■ **Aim of the exercise**
For the data below, work out the number of lines containing the string "JSON" and answer with that number only.

==================================================

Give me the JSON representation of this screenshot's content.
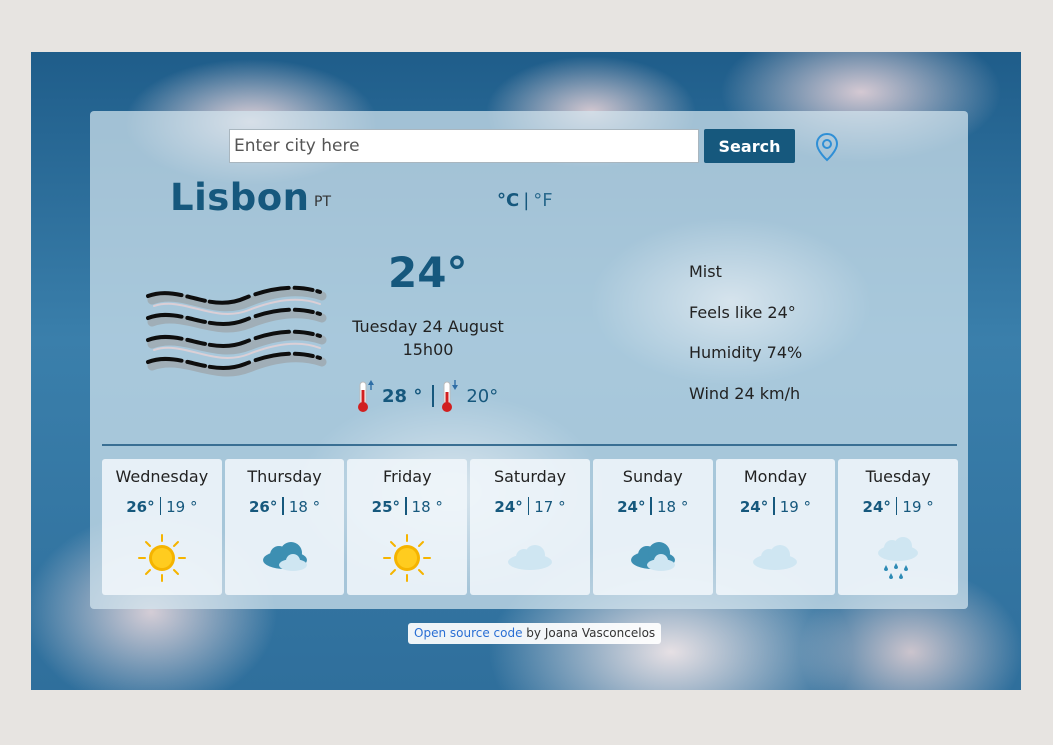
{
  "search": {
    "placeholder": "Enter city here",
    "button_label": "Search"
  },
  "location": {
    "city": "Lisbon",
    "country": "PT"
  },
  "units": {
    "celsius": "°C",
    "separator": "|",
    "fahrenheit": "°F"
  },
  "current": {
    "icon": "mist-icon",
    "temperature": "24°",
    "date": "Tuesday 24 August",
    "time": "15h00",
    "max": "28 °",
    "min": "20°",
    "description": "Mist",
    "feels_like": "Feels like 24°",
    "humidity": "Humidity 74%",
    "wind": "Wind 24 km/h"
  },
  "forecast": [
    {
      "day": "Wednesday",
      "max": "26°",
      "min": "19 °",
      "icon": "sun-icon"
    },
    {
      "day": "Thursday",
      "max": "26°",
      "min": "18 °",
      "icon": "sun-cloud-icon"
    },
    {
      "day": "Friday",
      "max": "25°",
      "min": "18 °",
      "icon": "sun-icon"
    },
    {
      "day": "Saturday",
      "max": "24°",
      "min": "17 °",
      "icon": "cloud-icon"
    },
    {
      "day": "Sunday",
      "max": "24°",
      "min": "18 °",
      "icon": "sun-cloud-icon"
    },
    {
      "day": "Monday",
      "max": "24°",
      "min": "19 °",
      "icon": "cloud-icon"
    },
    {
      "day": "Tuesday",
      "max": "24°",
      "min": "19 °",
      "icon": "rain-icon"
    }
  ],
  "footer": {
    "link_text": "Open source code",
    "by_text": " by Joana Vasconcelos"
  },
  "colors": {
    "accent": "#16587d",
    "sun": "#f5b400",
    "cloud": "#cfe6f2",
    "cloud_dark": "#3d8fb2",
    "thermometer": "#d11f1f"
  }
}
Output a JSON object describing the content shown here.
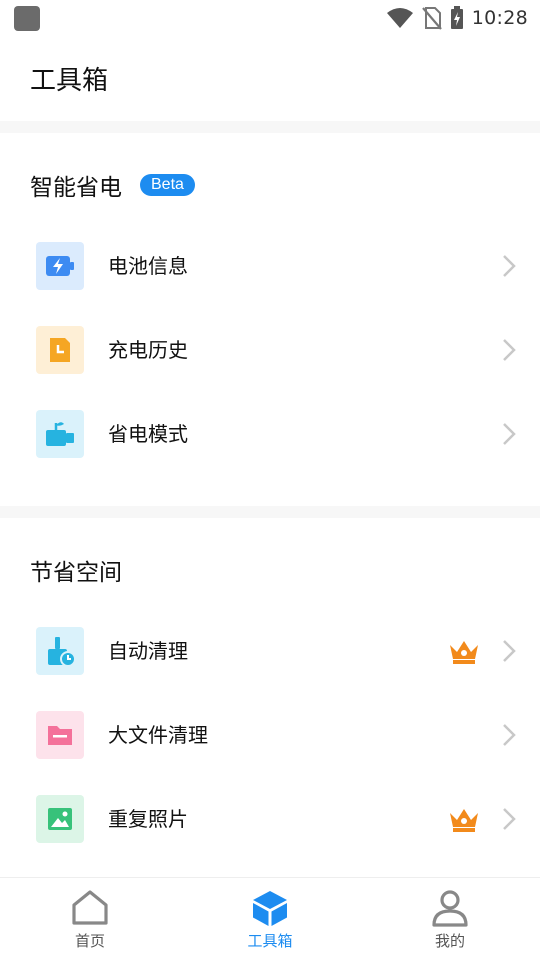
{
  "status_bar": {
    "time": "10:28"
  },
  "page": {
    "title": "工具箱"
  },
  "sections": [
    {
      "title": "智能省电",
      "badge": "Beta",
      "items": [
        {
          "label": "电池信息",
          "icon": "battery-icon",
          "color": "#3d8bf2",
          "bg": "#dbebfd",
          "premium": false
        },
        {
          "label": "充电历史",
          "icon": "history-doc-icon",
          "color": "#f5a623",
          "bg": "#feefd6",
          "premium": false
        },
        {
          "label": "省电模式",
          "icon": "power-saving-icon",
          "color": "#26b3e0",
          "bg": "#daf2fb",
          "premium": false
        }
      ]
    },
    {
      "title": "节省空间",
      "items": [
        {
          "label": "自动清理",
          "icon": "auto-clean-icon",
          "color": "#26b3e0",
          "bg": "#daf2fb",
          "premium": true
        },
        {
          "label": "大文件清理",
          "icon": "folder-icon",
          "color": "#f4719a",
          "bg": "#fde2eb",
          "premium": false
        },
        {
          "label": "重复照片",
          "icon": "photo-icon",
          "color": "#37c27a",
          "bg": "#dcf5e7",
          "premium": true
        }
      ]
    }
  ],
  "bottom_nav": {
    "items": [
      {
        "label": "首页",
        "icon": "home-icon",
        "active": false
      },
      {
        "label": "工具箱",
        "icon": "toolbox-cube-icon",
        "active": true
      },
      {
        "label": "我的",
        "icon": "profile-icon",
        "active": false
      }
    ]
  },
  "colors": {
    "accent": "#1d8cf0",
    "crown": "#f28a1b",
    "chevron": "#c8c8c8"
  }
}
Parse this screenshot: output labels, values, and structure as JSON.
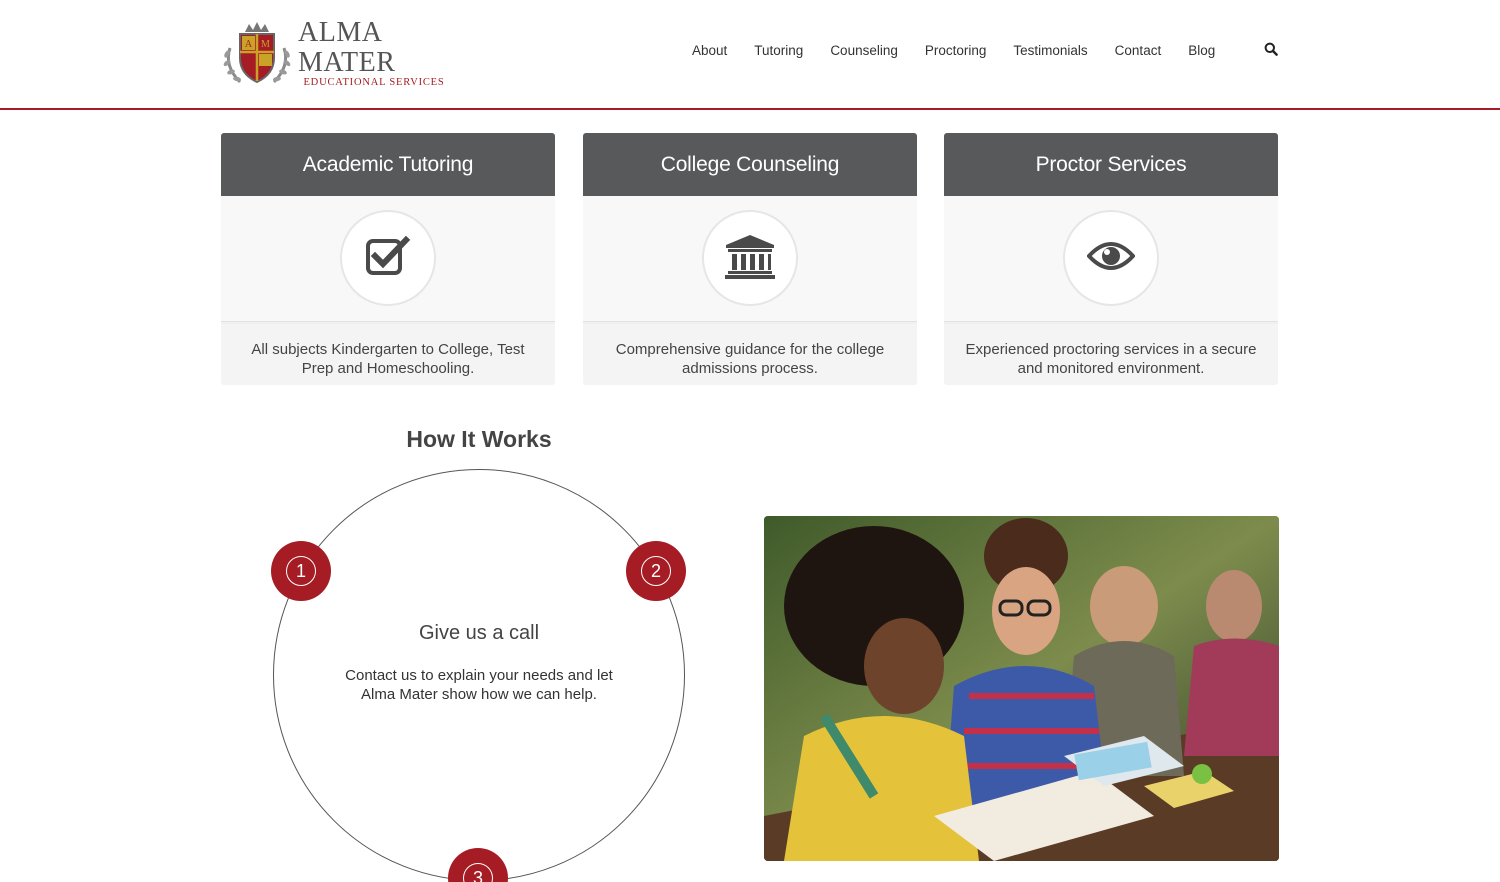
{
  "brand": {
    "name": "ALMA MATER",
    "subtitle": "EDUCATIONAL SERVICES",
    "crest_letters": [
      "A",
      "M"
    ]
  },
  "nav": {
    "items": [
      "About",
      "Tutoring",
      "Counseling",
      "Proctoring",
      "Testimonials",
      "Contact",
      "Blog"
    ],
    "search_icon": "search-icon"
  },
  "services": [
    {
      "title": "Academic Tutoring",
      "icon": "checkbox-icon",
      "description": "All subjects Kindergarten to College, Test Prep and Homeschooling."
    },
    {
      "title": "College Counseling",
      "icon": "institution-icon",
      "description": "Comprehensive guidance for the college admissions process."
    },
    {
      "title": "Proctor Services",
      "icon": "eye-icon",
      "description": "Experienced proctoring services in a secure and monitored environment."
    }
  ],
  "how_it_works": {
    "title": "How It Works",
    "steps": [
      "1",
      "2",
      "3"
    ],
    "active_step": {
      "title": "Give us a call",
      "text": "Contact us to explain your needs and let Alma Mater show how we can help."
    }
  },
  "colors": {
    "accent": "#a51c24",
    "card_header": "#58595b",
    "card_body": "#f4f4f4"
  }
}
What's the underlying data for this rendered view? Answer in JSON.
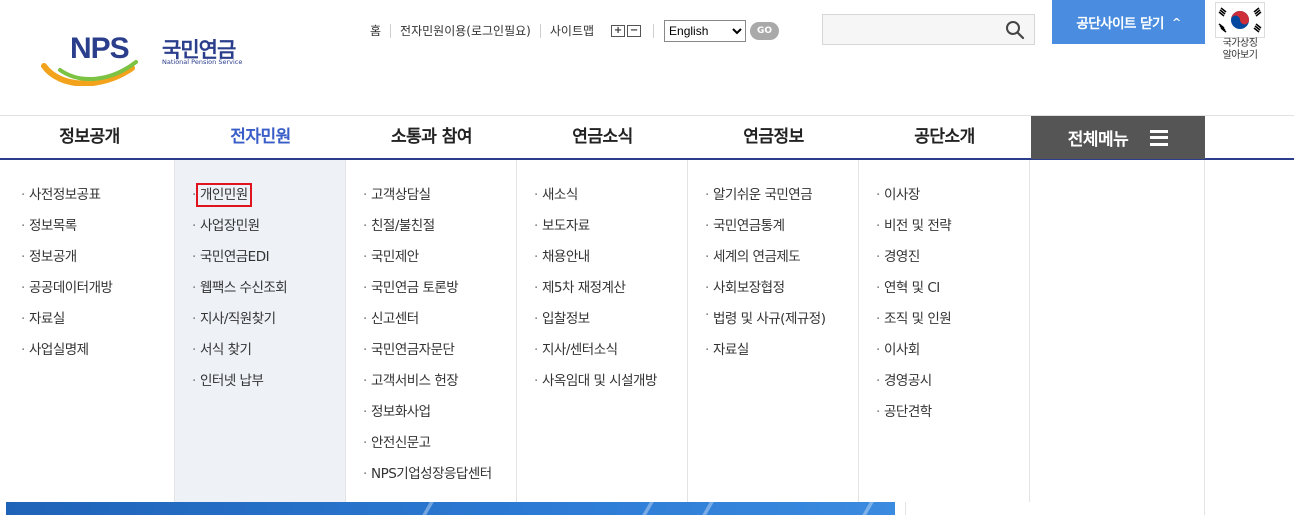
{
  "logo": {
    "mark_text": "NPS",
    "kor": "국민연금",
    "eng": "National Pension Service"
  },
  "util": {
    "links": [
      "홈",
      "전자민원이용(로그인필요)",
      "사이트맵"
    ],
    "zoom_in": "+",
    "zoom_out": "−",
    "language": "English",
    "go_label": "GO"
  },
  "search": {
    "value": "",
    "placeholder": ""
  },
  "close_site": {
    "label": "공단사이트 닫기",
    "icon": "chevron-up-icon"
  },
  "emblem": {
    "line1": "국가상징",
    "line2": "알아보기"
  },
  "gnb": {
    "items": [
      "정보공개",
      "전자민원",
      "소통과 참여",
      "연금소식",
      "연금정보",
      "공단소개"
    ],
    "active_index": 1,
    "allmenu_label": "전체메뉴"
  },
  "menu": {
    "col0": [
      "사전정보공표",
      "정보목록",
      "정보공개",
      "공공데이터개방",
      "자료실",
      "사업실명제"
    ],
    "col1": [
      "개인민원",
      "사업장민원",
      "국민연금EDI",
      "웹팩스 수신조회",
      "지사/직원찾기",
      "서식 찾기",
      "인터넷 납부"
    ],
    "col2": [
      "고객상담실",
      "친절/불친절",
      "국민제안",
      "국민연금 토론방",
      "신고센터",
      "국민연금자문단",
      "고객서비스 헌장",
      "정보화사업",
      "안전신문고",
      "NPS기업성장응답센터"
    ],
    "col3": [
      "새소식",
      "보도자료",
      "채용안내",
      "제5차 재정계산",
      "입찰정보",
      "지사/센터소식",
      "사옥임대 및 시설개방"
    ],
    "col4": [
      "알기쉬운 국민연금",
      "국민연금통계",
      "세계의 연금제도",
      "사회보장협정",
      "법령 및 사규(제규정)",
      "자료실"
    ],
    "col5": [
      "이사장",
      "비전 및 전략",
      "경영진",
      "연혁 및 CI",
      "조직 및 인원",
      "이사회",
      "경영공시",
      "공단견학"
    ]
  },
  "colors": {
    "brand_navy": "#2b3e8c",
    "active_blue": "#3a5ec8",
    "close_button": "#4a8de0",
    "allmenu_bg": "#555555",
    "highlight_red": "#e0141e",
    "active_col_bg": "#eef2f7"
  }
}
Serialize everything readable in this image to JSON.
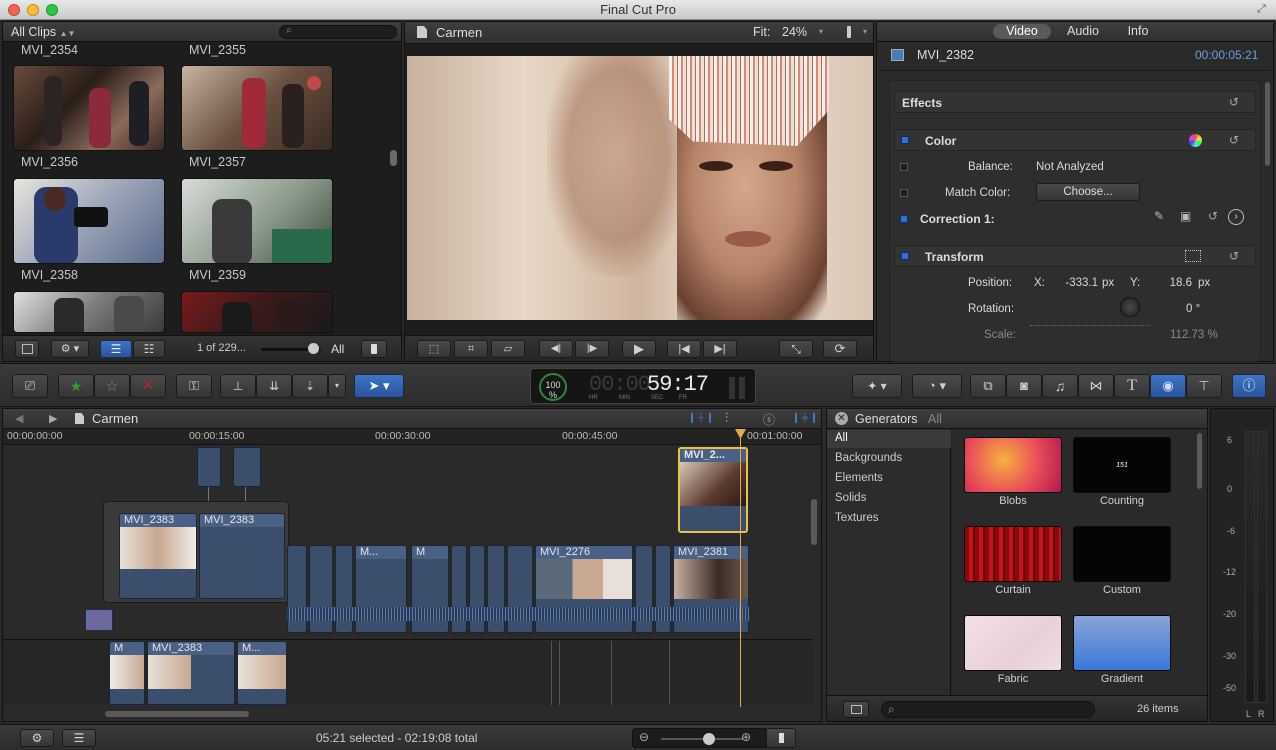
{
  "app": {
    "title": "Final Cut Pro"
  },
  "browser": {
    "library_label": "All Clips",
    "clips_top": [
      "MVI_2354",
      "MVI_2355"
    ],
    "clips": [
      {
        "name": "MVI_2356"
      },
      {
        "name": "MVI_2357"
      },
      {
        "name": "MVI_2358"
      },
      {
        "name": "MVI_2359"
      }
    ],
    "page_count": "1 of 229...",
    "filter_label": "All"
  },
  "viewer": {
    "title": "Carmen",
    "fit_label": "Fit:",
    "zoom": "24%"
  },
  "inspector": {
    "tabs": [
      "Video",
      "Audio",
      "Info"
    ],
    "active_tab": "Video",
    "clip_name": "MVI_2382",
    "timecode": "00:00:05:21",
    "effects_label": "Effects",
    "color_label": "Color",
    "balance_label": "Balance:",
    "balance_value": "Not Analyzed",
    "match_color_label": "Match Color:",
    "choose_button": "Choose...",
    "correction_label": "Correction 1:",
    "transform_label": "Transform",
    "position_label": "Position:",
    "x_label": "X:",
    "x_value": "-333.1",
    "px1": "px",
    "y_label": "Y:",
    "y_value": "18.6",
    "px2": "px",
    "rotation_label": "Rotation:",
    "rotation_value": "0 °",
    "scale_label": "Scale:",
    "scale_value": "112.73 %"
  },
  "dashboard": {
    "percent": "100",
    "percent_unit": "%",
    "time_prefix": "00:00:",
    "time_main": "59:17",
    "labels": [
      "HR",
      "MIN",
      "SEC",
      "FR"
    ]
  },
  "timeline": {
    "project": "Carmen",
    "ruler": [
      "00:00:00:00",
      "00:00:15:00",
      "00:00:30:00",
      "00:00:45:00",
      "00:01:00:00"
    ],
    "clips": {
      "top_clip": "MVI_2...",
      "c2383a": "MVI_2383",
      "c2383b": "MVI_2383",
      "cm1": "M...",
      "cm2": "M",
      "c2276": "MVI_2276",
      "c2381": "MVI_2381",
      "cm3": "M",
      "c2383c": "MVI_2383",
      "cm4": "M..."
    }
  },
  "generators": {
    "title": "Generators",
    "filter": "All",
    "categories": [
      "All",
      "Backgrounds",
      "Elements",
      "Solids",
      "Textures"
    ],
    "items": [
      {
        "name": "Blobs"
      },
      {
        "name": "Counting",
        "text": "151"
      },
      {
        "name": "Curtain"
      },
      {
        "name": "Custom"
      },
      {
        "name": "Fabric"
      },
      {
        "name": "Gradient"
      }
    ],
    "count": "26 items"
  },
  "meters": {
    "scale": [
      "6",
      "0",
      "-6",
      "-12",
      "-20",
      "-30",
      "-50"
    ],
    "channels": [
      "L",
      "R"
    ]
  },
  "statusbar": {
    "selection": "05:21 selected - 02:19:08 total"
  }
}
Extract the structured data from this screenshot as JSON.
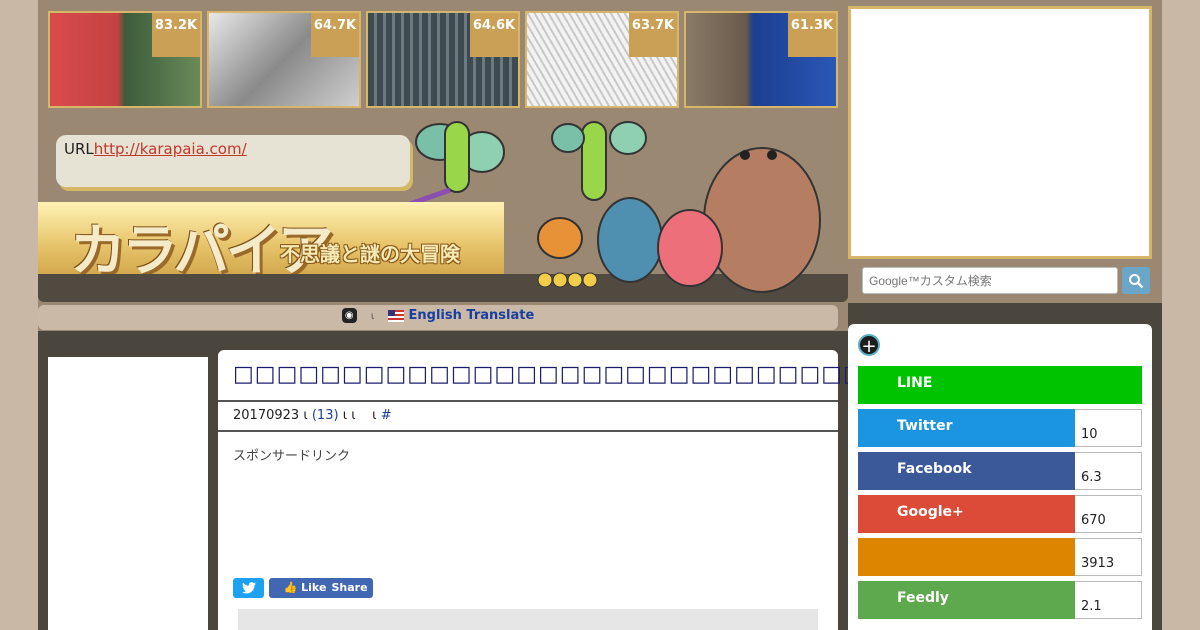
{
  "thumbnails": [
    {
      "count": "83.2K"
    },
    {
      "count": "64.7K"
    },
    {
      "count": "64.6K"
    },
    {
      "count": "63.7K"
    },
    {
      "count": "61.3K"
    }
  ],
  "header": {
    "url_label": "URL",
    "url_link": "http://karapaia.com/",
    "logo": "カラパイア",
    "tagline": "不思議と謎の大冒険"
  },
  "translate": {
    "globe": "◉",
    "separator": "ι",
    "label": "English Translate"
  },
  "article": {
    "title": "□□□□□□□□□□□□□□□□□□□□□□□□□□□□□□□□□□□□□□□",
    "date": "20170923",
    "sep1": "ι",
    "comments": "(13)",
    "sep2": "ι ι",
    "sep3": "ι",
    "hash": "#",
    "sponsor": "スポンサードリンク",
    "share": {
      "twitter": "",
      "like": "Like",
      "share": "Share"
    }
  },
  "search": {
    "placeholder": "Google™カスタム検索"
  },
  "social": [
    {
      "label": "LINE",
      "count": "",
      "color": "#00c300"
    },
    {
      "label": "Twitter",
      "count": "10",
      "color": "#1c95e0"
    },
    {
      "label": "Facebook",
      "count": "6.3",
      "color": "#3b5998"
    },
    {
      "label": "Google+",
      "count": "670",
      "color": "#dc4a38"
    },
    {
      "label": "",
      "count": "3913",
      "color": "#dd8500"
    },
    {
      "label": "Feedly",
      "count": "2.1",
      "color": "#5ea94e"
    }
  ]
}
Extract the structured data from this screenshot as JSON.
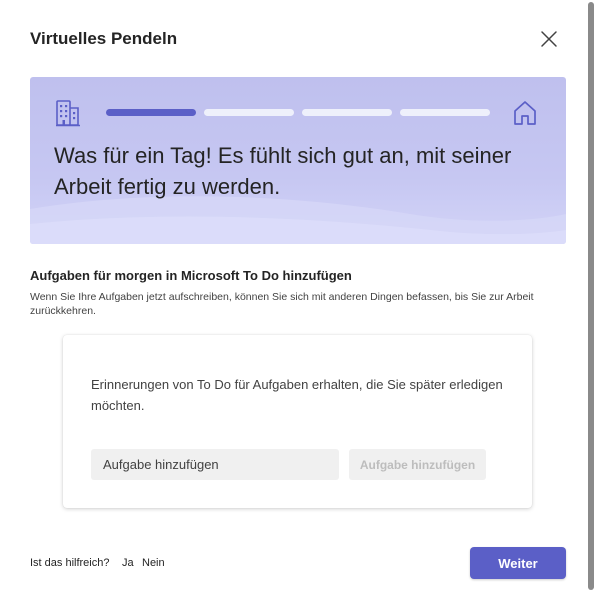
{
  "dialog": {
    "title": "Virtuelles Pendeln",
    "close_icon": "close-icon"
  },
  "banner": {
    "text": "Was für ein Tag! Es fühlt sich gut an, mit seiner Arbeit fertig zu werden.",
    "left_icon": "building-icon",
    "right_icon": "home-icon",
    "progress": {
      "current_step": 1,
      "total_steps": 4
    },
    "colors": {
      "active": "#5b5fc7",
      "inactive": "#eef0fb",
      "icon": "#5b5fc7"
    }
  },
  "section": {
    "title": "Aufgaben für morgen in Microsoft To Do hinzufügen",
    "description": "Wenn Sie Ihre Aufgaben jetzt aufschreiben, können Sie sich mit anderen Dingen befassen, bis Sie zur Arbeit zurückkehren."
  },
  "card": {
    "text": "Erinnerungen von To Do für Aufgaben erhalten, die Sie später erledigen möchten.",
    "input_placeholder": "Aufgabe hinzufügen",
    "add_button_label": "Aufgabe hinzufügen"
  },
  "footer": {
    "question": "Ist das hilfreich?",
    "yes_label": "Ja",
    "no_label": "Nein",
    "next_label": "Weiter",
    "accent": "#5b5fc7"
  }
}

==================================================

■ **Final answer**
7